- 8.4% moving in general, an all time low
- 1.4% moving to different state, no different than previous years
- 0.8% moving 500+ miles, no different than previous years
Home Buyer Relocation Interest Did Surge, Though
Raise your hand if that data surprised you…
The mainstream media, and most Housing Market pundits, spun a narrative that there was a deluge of Americans moving during the pandemic. That turned out to be completely false, putting a big dent in the argument that there is stronger inbound migration demand supporting the sky-high appreciation we’re seeing across Sun Belt markets like Austin, Phoenix, and Tampa.
However, despite the lower move figures, there did seem to be an increase in home buyer relocation interest during the pandemic according to data from Redfin.
The share of Redfin users searching for homes outside of their metro-area increased from 26.0% in Q1 2020 (pre-pandemic) to 31.5% in Q1 2021 (height of pandemic). This indicates that there was a legitimate increase (albeit a small one) in people looking to buy homes in other parts of the country.
But now that trend is going into reverse, with only 29.5% of Redfin users searching for a home outside their metro in October 2021. This follows declines in Q2 and Q3 2021 as well.
Something to note: Redfin classifies this data as representing homebuyer relocation interest. But it could also represent external investor interest. AKA, people who buy a home in a new metro area but don’t actually move there.
The Sun Belt is Coming Down to Earth
This decline in users searching outside their metro has also corresponded with a decline in interest in hot Sun Belt markets such as Austin, Phoenix, and Atlanta, GA according to Redfin.
First, let’s start with Austin:
Net inbound homebuyer migration into Austin, based on Redfin user searches, totaled approximately 5,000 per quarter prior to the pandemic. Then that figure exploded to 11,000 in Q1 2021, corresponding with the peak month in homebuyer relocation interest in Redfin’s national data.
But since then interest in Austin from outside the metro has waned considerably, declining to approximately 4,200 in Q3 2021 – similar to pre-pandemic levels.
How about Atlanta?
The same exact trend plays out. Homebuyer migration measures around 5,500 pre-pandemic, then surged to 9,000 in Q1 2021. But then it dropped to below 5,000 in Q3 2021, actually lower than the 2018/2019 levels.
Additional Note: do yourself a favor and check out the amazing migration data tables that Redfin has made publicly available. They have this data on dozens of Housing Markets. Make sure to check out the ‘Historical Net Flow’ tab.

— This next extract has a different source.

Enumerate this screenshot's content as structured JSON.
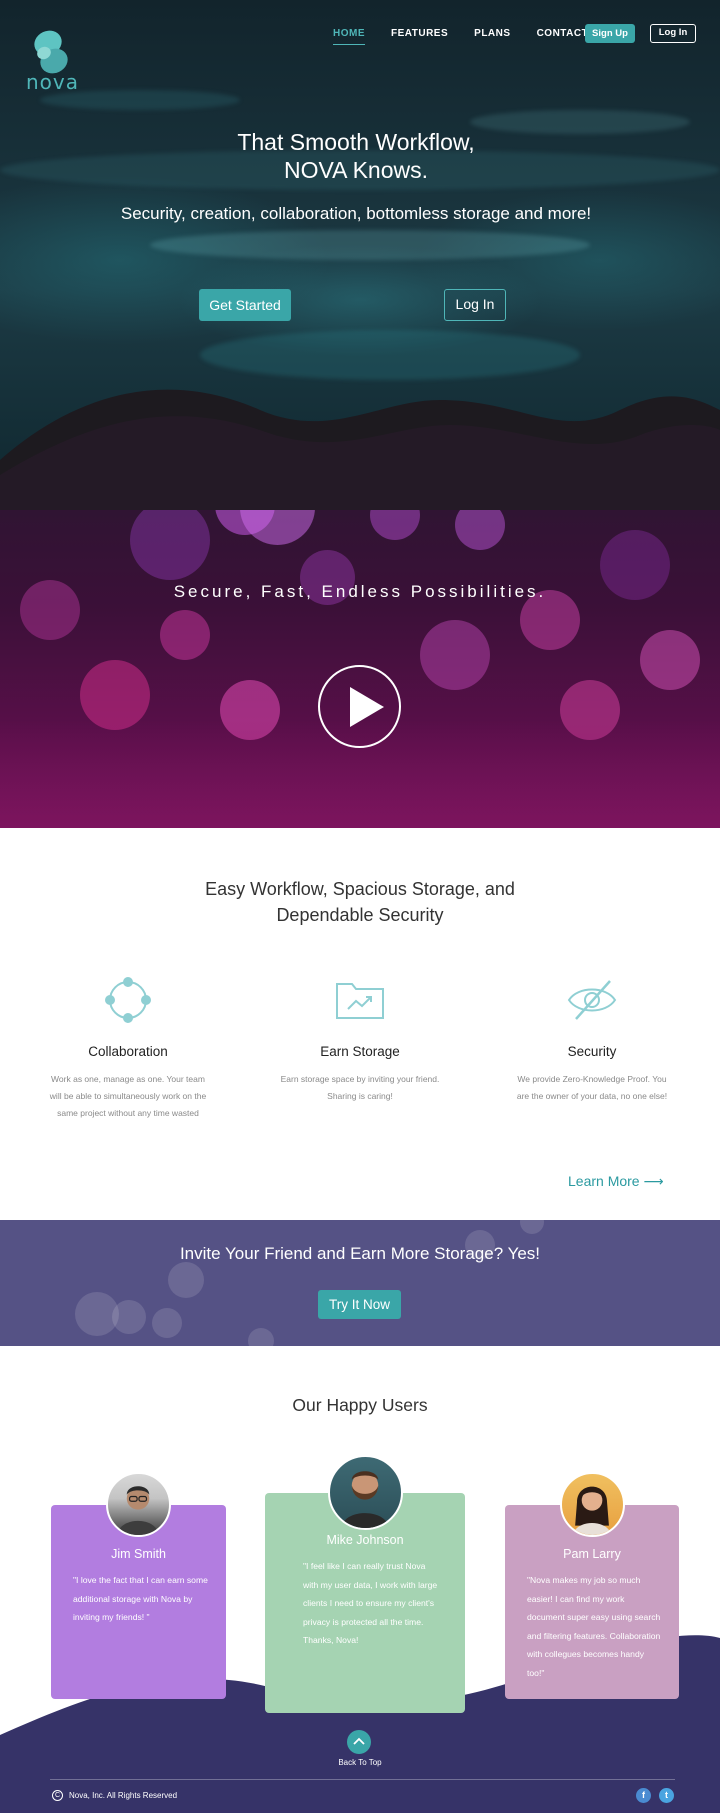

Is the Sun Belt in a Massive Housing Bubble?
So, what to make of all this? Let’s run it down, point by point:
- Home prices across many Sun Belt markets are up 20-40% over the last year, well above the US average, particularly markets in the Midwest and Northeast.
- The consensus argues that this massive price appreciation was caused by a new wave of migration into the Sun Belt. And that hordes of people left lockdown states like New York and California for greener pastures in the South like never before in 2020-21.
- But movement data from the US Census Bureau suggests this isn’t true. The share of Americans moving fell to a record low in 2021, while those making big moves (500+ mi) stayed flat.
- Despite this, there was a legitimate increase in external homebuyer interest in Sun Belt Markets in early 2021 according to Redfin data. However, it is unclear how much of this increase came from homebuyers moving to a new metro, or investors buying homes in new metros.
- Whatever the true source of demand, it seems to be abating. External homebuyer interest in Austin and Atlanta has plummeted over the last several quarters.
My main takeaway from the data is that 1) the surge in fundamental demand into the Sun Belt is grossly overstated and 2) the price increases in many Sun Belt markets are not warranted by fundamentals. And if there ever truly was a big increase in people moving to the South, it appeared to be short-lived.
And now the 44% higher prices in Austin, or the 25% higher prices in Atlanta, will need to be supported by locals, whose wages have only increased by 3%.
Get the popcorn out.
If you would like to learn more about this data, and the US Housing Market in general, make sure to do 3 things: